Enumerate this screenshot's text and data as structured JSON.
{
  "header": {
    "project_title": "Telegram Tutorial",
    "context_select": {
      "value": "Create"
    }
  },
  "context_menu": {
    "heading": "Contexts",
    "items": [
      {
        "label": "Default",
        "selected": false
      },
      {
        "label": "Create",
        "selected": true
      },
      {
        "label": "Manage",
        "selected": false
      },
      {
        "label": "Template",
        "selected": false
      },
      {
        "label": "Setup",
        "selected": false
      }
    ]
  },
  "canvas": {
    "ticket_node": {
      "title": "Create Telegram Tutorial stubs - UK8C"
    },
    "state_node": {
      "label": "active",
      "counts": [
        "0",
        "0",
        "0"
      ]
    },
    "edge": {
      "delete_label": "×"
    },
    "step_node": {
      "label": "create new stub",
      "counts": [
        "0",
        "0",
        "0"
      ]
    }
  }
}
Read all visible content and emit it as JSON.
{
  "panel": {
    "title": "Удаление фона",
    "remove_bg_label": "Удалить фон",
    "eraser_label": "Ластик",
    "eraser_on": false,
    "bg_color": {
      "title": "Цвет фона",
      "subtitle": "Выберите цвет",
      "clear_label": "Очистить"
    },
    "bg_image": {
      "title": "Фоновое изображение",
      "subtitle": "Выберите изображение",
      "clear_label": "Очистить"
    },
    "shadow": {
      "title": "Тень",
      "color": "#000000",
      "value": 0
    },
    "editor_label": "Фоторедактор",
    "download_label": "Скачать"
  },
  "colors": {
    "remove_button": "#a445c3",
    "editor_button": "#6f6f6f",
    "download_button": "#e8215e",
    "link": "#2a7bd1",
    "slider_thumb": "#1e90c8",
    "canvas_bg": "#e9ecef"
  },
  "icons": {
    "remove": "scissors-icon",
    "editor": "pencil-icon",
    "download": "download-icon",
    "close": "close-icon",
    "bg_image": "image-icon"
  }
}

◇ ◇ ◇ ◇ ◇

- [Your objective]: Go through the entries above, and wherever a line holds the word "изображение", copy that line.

- [Problem solution]:
      "title": "Фоновое изображение",
      "subtitle": "Выберите изображение",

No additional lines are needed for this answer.